Task:
Lines below that hold the word "this" must be copied in full.
+ + +
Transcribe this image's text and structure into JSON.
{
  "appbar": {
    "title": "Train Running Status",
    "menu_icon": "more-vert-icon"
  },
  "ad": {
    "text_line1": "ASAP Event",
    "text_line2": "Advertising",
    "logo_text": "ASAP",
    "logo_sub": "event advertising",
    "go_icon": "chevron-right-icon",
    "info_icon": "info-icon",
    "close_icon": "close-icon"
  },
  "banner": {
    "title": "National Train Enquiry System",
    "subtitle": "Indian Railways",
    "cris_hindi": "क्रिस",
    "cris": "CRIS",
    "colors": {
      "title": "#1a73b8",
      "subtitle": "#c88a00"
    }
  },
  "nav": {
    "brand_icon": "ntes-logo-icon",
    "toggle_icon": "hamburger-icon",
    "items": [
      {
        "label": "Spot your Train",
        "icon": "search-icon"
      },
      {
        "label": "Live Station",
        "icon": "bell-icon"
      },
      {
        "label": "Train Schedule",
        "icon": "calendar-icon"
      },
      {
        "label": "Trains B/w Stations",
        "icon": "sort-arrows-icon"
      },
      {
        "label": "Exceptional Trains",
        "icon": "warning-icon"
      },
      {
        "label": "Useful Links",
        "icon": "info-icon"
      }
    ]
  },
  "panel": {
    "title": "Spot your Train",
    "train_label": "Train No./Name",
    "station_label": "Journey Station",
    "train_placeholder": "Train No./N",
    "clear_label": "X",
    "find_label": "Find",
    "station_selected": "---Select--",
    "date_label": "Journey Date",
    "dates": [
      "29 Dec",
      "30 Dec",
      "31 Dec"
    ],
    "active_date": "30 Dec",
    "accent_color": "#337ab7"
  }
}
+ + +
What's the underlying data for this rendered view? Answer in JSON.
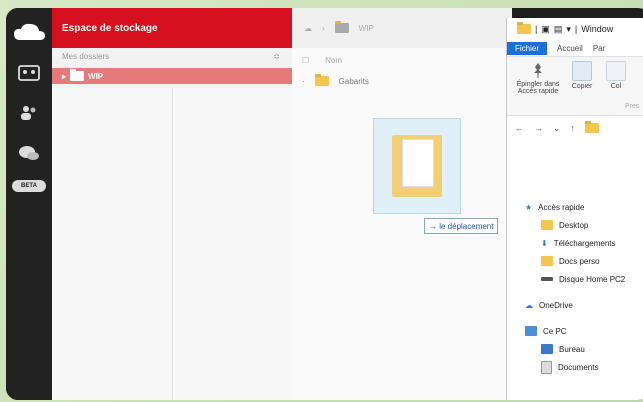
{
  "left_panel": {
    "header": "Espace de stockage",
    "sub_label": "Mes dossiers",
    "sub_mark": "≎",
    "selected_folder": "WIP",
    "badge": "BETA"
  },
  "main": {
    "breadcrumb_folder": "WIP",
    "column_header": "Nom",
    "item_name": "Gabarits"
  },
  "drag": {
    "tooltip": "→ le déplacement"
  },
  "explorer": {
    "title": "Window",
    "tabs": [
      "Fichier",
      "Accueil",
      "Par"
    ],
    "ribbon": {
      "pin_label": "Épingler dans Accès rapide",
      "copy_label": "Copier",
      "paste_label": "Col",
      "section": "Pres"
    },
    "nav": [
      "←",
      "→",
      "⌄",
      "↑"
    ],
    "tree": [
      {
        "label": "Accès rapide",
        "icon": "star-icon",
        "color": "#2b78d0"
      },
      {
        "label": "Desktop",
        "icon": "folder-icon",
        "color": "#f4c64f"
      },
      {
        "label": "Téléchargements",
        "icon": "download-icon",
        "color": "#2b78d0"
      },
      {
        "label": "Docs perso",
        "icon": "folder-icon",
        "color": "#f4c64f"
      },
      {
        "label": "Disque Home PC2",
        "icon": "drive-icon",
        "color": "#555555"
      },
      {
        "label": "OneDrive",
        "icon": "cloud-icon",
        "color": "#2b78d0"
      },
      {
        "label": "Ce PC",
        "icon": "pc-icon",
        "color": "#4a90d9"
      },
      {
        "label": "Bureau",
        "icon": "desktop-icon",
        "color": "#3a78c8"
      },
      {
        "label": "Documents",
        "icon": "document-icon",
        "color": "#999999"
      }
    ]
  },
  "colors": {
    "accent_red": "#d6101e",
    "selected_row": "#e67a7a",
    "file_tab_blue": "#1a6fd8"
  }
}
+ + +
Finished task:
Transcribe this image's text and structure into JSON.
What's the underlying data for this rendered view? Answer in JSON.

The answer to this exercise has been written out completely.